4.Not all centres offer laparoscopic surgery.
Use of laparoscopy in surgeries in gynaecology:
Many surgeries done in the past by open surgery are now done with the help of the laparoscope leading to earlier patient recovery. Some of them are listed below:
Permenant sterilisation of the female can be done by applying silastic bands on the tubes. It takes just 10 minutes to perform. It can be done under local or general anaesthesia.
Sometimes, pregnancy, instead of lodging in the uterus gets lodged in the tubes or other places besides the uterus. If it grows there, it could endanger the life of the patient. Some of these pregnancies need surgical intervention, where the tubes are either removed along with the pregnancy (Salpingectomy) or cut to remove the pregnancy alone, leaving the tube behind(Salpingostomy). If the patient comes in severe shock, laparoscopy may not be possible. In all other patients, laparoscopic surgery is superior to laparotomy for the treatment of ectopic pregnancy.
Fibroids are non-cancerous growths in the uterus. They occur in many women without causing any symptoms. however, they cause symptoms in some patients and will need to be removed.

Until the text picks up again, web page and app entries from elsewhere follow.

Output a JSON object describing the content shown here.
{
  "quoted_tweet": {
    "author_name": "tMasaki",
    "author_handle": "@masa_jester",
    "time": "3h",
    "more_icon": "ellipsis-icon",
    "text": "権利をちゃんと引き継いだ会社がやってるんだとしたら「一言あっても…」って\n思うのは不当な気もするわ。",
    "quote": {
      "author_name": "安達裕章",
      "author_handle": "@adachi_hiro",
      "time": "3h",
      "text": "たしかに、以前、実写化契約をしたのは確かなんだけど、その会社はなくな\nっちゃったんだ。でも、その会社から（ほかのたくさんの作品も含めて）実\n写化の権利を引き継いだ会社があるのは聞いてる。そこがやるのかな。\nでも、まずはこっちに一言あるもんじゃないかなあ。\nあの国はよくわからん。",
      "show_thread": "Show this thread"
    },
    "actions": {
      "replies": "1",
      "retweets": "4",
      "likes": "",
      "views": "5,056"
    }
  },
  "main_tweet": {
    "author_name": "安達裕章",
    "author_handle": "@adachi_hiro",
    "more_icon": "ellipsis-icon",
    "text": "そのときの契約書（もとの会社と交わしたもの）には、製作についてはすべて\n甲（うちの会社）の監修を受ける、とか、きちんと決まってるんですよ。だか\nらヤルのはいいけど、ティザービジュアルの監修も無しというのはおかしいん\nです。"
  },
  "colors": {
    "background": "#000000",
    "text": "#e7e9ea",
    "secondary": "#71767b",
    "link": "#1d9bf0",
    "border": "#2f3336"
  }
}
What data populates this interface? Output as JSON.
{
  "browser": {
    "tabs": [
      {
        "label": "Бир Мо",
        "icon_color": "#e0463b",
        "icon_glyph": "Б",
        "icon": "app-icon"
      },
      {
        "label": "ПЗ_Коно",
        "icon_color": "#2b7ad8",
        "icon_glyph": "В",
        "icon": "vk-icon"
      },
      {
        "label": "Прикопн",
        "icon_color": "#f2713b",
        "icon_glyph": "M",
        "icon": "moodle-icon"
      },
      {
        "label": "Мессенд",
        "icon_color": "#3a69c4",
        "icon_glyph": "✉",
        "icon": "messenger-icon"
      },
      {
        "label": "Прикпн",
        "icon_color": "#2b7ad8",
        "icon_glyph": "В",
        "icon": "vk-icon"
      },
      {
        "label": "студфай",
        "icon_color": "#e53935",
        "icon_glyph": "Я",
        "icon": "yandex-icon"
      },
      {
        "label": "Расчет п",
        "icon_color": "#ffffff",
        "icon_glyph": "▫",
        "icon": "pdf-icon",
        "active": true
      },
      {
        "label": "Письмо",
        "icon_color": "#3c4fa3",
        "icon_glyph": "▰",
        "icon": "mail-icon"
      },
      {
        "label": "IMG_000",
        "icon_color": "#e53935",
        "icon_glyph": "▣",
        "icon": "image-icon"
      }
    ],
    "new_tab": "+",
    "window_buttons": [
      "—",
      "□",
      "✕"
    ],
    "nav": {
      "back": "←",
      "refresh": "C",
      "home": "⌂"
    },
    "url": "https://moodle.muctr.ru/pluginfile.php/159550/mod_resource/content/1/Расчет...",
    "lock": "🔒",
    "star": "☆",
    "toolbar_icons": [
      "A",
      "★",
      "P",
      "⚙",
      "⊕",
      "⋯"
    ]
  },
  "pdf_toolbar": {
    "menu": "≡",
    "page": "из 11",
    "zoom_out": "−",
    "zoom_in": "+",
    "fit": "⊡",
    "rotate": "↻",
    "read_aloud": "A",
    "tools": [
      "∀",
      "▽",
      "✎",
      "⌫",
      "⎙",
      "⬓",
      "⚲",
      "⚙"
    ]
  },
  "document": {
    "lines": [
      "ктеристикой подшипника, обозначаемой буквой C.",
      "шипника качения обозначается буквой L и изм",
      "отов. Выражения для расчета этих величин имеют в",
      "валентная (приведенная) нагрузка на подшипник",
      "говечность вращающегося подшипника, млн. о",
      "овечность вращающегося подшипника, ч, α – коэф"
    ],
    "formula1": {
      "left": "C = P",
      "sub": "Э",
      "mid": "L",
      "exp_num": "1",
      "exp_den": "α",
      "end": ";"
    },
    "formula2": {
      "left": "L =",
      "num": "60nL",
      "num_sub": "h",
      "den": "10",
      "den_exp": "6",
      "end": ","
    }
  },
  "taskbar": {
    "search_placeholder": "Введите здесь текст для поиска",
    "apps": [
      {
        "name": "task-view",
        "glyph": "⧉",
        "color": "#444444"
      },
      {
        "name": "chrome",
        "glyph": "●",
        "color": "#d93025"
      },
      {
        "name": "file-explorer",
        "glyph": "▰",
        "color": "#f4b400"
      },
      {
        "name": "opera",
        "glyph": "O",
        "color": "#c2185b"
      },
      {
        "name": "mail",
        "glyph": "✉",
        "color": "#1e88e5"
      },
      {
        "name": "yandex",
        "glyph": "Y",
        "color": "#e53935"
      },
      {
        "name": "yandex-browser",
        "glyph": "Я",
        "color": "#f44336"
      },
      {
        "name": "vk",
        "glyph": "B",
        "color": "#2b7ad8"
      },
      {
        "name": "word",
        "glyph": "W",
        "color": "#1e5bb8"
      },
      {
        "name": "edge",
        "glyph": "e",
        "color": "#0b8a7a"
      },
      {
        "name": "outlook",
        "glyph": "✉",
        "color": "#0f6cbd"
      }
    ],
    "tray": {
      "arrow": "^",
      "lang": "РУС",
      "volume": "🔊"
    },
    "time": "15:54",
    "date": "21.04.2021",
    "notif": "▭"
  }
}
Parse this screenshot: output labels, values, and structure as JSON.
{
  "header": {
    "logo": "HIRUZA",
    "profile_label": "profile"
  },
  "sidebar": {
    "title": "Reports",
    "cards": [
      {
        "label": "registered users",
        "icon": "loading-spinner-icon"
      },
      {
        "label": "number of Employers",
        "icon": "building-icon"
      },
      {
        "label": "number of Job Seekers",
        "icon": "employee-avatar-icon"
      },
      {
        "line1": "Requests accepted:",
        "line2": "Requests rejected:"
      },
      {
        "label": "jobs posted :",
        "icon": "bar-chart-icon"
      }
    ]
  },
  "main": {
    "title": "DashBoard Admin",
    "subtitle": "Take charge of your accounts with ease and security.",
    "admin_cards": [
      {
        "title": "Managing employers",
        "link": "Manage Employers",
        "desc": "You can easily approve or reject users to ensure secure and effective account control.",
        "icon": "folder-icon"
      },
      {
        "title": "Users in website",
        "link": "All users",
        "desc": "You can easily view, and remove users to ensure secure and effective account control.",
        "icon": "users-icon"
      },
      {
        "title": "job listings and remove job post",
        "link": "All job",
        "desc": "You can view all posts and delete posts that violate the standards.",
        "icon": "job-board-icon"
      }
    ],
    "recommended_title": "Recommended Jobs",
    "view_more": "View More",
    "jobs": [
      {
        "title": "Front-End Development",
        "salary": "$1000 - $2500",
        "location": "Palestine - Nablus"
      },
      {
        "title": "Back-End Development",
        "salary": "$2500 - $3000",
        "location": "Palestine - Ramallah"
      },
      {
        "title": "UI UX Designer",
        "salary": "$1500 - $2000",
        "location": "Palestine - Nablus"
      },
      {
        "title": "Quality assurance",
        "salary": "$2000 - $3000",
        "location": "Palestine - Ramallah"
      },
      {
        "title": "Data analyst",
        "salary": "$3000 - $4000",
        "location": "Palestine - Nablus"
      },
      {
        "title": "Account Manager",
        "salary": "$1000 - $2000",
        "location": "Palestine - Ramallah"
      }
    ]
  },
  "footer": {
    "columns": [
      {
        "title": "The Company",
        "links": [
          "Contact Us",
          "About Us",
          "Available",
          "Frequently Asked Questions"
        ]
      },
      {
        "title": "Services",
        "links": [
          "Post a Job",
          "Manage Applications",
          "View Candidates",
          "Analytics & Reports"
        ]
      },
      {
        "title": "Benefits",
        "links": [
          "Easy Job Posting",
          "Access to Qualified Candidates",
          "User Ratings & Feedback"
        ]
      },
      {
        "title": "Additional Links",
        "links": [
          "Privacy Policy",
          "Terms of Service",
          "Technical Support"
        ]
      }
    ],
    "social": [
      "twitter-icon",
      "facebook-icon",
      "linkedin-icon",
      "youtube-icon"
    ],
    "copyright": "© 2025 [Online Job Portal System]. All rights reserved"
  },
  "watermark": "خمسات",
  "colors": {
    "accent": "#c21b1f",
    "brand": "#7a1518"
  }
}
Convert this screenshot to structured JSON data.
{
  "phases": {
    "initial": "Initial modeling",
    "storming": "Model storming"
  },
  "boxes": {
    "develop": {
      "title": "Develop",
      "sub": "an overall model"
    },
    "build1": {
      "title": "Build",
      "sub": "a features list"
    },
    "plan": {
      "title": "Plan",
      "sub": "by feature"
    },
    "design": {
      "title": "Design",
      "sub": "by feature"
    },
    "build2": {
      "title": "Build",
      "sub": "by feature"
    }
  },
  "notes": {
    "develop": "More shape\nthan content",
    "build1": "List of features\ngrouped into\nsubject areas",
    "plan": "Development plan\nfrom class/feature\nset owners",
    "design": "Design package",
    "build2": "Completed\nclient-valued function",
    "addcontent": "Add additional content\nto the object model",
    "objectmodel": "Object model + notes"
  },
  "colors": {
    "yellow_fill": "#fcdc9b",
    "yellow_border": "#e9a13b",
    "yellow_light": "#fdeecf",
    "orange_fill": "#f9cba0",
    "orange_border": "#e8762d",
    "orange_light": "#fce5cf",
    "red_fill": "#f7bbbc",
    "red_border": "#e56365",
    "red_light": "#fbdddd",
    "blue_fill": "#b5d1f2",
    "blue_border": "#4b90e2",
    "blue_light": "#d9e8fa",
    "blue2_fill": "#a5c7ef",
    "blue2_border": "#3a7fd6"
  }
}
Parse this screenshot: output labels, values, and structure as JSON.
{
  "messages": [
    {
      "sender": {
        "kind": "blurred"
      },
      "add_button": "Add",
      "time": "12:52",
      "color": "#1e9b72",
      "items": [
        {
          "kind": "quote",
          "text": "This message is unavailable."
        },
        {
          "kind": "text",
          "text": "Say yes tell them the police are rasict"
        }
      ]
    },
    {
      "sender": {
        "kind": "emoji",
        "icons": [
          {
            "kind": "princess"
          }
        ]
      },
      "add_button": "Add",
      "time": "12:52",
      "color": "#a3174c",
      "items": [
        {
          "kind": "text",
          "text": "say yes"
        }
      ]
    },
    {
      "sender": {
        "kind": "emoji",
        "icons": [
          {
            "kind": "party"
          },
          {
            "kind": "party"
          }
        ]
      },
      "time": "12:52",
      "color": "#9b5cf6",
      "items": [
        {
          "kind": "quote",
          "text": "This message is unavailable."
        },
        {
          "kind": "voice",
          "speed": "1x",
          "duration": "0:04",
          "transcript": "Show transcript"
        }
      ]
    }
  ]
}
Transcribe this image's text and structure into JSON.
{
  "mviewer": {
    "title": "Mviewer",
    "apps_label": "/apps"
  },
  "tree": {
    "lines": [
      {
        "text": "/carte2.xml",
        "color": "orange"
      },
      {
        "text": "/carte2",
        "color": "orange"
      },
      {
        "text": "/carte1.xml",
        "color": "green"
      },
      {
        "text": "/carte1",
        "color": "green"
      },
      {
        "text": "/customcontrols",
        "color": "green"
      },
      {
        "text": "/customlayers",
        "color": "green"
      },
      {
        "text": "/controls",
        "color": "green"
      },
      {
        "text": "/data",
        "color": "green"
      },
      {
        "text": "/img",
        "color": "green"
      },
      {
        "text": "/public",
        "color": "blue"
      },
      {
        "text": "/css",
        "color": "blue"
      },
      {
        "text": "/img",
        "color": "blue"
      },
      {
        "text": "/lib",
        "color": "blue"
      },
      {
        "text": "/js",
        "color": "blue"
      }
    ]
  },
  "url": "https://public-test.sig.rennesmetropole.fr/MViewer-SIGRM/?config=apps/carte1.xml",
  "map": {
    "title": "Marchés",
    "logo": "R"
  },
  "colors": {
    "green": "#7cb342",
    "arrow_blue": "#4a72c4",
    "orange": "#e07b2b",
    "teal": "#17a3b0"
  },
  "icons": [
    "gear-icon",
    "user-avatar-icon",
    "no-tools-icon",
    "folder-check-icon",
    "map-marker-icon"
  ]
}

This is called myomectomy and this can be done with the help of the laparoscope. However, the selection of cases which can be done laparoscopically depends on many factors, like the number of tumours, the size of fibroids, the experience of the laparoscopic surgeon and the equipment available in the hospital. Myomectomy causes a lot of bleeding during the surgery and the uterus needs to be stitched back after removing the fibroid. If suturing is not done properly after myomectomy, the uterus might burst at the time of childbearing and this could be disasterous. All this requies a lot of surgical skill and thus laparoscopic myomectomy is done only by experienced laparoscopic surgeons.Picture below shows laparoscopic myomectomy in progress. The white structure in the centre is the fibroid.
If there are many fibroids, specially deep seated one, it may not be possible to see all of them properly through the laparoscope and unless the surgeon is very sure of removing all of them laparoscopiclly, it is better to do open surgery for multiple fibroids.
The white structures beside the uterus, called ovaries may develop cystic or solid tumours in them. Cystic tumours contain fluid components and depending on the type of cyst it may be clear, amber cooured fluid or old blood in endometrioma. These cysts can be easily removed through the laparoscope. Any adhesions between the ovaries and the surrounding structures can be removed more meticulously through the view offered with the help of the laparoscope.
Removal of uterus/Hysterectomy:
The removal of uterus or hysterectomy is a common operation performed in the female nearing or following her menopause. This can be done with the help of the laparoscope with very little convalescence needed, compared to open surgery. Here, again, the selection of case suitable for laparoscopy depends on the skill of the surgeons. Less experienced surgeons may be unwilling to take up difficult cases, like patients with previous history of caesarian section or some other open surgery, or patients with very big tumours.
Laparoscopy is the only diagnostic modality to diagnose some cases in gynaecology. As an operative tool it almost replacing open surgery and as more and more patients demand laparoscopy as the mode of surgery, there will be more training centres teaching laparoscopy with many more laparoscopic surgeons.